• _Instructions for the task_
Once every line containing "JSON" has been counted, report the total for the data and nothing else.

• _Information given_
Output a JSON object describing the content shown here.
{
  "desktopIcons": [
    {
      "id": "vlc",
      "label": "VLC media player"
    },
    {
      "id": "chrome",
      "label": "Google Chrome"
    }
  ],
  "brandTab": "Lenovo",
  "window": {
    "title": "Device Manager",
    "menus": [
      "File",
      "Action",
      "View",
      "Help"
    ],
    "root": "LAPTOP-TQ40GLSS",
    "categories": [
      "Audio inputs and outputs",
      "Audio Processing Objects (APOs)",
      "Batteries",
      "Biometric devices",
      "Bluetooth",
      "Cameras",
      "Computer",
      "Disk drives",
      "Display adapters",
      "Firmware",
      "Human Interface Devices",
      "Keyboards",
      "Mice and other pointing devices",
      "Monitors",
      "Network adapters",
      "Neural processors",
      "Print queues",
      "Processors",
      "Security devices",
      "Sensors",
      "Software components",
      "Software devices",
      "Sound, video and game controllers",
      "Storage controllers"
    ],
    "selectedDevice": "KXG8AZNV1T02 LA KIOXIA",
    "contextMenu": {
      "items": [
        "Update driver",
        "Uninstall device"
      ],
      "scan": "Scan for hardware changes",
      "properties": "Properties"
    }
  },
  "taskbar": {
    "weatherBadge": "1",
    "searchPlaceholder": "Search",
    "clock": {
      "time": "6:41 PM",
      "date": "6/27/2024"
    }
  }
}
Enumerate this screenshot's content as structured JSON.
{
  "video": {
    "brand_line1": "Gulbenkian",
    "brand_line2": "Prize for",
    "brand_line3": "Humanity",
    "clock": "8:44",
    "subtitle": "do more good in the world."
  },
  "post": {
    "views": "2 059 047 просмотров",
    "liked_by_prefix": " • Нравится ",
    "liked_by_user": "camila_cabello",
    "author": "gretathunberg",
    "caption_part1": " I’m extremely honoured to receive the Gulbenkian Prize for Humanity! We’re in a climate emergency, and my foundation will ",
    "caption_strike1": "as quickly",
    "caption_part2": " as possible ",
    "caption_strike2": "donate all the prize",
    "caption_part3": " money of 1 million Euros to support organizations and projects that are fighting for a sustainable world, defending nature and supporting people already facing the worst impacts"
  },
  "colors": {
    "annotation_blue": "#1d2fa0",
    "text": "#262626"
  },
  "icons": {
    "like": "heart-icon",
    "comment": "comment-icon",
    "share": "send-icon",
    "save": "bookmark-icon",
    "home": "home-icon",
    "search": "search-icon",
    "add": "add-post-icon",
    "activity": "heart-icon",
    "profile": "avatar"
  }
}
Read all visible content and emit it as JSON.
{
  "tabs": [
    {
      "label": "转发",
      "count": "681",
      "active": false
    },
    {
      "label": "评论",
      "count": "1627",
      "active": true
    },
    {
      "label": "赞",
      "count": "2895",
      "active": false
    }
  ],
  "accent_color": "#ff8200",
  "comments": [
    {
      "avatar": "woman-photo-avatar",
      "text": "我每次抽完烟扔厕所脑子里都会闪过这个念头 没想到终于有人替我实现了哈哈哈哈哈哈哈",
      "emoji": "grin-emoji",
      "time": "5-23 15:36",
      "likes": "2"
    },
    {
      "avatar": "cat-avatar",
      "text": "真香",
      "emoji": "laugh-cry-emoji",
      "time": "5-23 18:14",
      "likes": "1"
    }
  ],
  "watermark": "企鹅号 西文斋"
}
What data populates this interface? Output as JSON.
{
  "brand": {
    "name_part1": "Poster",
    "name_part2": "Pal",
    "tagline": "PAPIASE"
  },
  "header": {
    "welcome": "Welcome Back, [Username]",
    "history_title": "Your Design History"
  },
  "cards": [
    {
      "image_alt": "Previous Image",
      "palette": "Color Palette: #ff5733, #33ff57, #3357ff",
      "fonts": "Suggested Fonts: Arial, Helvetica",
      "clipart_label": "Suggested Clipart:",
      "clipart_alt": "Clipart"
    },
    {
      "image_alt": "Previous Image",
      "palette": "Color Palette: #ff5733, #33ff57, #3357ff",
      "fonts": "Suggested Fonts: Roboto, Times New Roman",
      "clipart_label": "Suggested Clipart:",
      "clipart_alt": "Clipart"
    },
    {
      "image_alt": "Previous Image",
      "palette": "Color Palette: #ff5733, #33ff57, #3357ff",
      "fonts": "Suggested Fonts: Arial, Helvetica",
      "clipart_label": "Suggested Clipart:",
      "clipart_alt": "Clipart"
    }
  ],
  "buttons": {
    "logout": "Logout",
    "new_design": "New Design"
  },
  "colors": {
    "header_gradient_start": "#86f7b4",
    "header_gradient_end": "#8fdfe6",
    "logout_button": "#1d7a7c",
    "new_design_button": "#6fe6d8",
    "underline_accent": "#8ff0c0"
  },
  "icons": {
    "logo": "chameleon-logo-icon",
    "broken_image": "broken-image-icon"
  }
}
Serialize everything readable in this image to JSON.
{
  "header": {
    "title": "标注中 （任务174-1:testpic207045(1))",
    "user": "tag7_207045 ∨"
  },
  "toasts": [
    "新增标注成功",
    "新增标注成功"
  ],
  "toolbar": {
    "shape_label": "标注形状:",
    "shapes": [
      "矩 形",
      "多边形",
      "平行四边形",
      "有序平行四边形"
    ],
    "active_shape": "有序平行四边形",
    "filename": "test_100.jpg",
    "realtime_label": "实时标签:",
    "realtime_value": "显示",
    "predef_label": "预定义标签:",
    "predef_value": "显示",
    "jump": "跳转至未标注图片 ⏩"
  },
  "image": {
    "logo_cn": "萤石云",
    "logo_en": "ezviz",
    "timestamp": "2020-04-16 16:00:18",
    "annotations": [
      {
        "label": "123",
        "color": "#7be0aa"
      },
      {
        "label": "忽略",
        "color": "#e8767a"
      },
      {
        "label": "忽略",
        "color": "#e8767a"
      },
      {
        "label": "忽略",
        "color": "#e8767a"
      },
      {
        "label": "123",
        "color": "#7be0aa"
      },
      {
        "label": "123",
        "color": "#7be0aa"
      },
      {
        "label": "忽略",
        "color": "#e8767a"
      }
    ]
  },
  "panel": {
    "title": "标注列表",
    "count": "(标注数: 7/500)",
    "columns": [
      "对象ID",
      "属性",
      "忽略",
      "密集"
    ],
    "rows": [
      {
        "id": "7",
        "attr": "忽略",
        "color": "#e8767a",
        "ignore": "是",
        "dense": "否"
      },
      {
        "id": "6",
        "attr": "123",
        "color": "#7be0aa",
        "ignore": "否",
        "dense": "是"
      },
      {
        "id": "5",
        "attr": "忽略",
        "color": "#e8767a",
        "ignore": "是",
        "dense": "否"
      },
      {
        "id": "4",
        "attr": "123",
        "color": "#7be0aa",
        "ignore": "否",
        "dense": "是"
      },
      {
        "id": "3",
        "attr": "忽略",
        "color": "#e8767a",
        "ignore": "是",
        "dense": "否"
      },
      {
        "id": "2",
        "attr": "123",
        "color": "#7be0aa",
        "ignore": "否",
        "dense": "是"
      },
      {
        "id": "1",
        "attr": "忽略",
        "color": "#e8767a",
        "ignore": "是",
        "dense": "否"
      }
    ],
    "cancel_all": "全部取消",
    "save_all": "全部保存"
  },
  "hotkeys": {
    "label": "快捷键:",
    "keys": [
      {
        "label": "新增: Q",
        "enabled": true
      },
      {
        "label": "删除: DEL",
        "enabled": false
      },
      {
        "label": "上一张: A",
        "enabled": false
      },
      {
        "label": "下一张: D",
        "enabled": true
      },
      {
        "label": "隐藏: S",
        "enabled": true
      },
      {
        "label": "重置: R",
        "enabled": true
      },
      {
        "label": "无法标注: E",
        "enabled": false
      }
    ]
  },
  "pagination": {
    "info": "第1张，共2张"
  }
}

• _Reply to the task_
5